WHAT NEEDS TO BE DONE - Give back every record exactly, with its pictures left out.

ENTRIES SHOWN -
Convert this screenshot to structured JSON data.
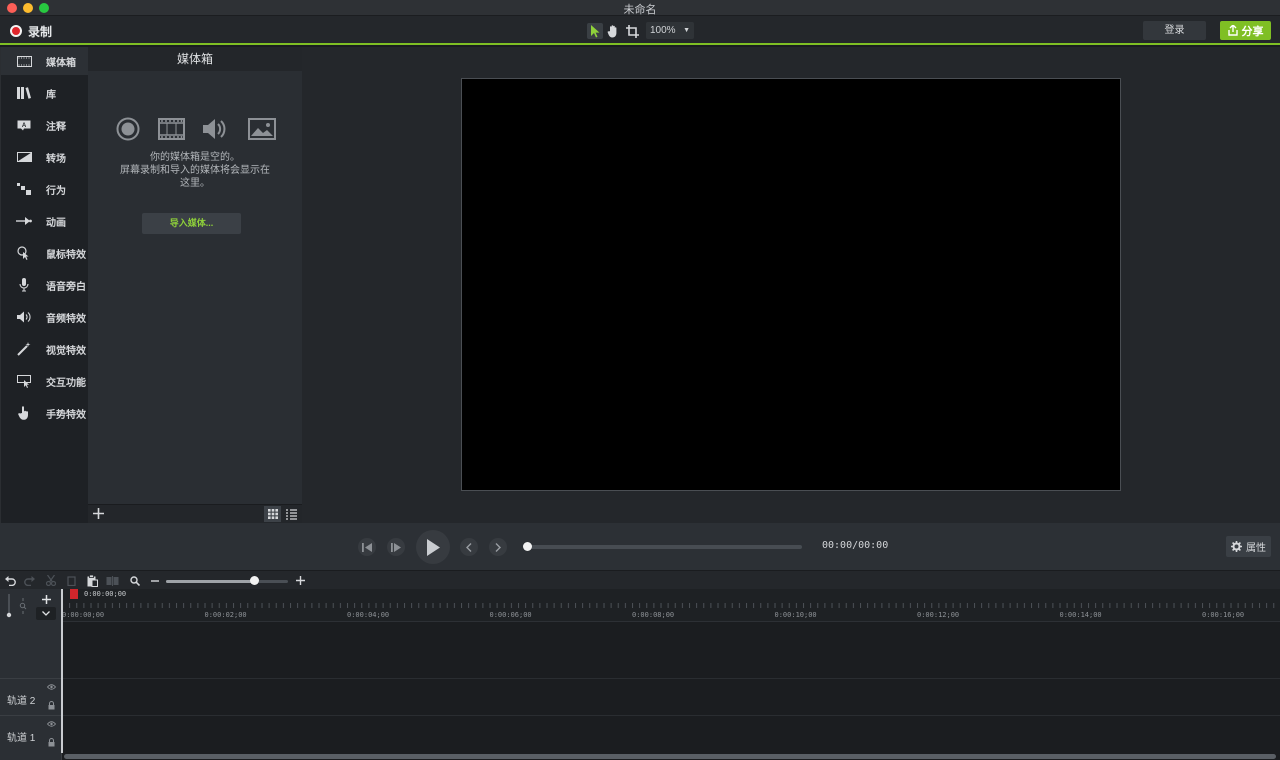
{
  "window": {
    "title": "未命名"
  },
  "toolbar": {
    "record_label": "录制",
    "zoom_value": "100%",
    "login_label": "登录",
    "share_label": "分享",
    "accent_color": "#7fbf24"
  },
  "sidebar": {
    "items": [
      {
        "label": "媒体箱",
        "icon": "film-strip-icon",
        "active": true
      },
      {
        "label": "库",
        "icon": "library-icon"
      },
      {
        "label": "注释",
        "icon": "annotation-icon"
      },
      {
        "label": "转场",
        "icon": "transition-icon"
      },
      {
        "label": "行为",
        "icon": "behavior-icon"
      },
      {
        "label": "动画",
        "icon": "animation-arrow-icon"
      },
      {
        "label": "鼠标特效",
        "icon": "cursor-effect-icon"
      },
      {
        "label": "语音旁白",
        "icon": "microphone-icon"
      },
      {
        "label": "音频特效",
        "icon": "speaker-icon"
      },
      {
        "label": "视觉特效",
        "icon": "magic-wand-icon"
      },
      {
        "label": "交互功能",
        "icon": "interactive-icon"
      },
      {
        "label": "手势特效",
        "icon": "hand-gesture-icon"
      }
    ]
  },
  "media_bin": {
    "title": "媒体箱",
    "empty_line1": "你的媒体箱是空的。",
    "empty_line2": "屏幕录制和导入的媒体将会显示在",
    "empty_line3": "这里。",
    "import_label": "导入媒体..."
  },
  "playback": {
    "timecode": "00:00/00:00",
    "properties_label": "属性"
  },
  "timeline": {
    "playhead_time": "0:00:00;00",
    "ticks": [
      "0:00:00;00",
      "0:00:02;00",
      "0:00:04;00",
      "0:00:06;00",
      "0:00:08;00",
      "0:00:10;00",
      "0:00:12;00",
      "0:00:14;00",
      "0:00:16;00"
    ],
    "tracks": [
      {
        "label": "轨道 2"
      },
      {
        "label": "轨道 1"
      }
    ]
  }
}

ANSWER SECTION -
Convert this screenshot to structured JSON data.
{
  "window": {
    "title": "未命名"
  },
  "toolbar": {
    "record_label": "录制",
    "zoom_value": "100%",
    "login_label": "登录",
    "share_label": "分享",
    "accent_color": "#7fbf24"
  },
  "sidebar": {
    "items": [
      {
        "label": "媒体箱",
        "icon": "film-strip-icon",
        "active": true
      },
      {
        "label": "库",
        "icon": "library-icon"
      },
      {
        "label": "注释",
        "icon": "annotation-icon"
      },
      {
        "label": "转场",
        "icon": "transition-icon"
      },
      {
        "label": "行为",
        "icon": "behavior-icon"
      },
      {
        "label": "动画",
        "icon": "animation-arrow-icon"
      },
      {
        "label": "鼠标特效",
        "icon": "cursor-effect-icon"
      },
      {
        "label": "语音旁白",
        "icon": "microphone-icon"
      },
      {
        "label": "音频特效",
        "icon": "speaker-icon"
      },
      {
        "label": "视觉特效",
        "icon": "magic-wand-icon"
      },
      {
        "label": "交互功能",
        "icon": "interactive-icon"
      },
      {
        "label": "手势特效",
        "icon": "hand-gesture-icon"
      }
    ]
  },
  "media_bin": {
    "title": "媒体箱",
    "empty_line1": "你的媒体箱是空的。",
    "empty_line2": "屏幕录制和导入的媒体将会显示在",
    "empty_line3": "这里。",
    "import_label": "导入媒体..."
  },
  "playback": {
    "timecode": "00:00/00:00",
    "properties_label": "属性"
  },
  "timeline": {
    "playhead_time": "0:00:00;00",
    "ticks": [
      "0:00:00;00",
      "0:00:02;00",
      "0:00:04;00",
      "0:00:06;00",
      "0:00:08;00",
      "0:00:10;00",
      "0:00:12;00",
      "0:00:14;00",
      "0:00:16;00"
    ],
    "tracks": [
      {
        "label": "轨道 2"
      },
      {
        "label": "轨道 1"
      }
    ]
  }
}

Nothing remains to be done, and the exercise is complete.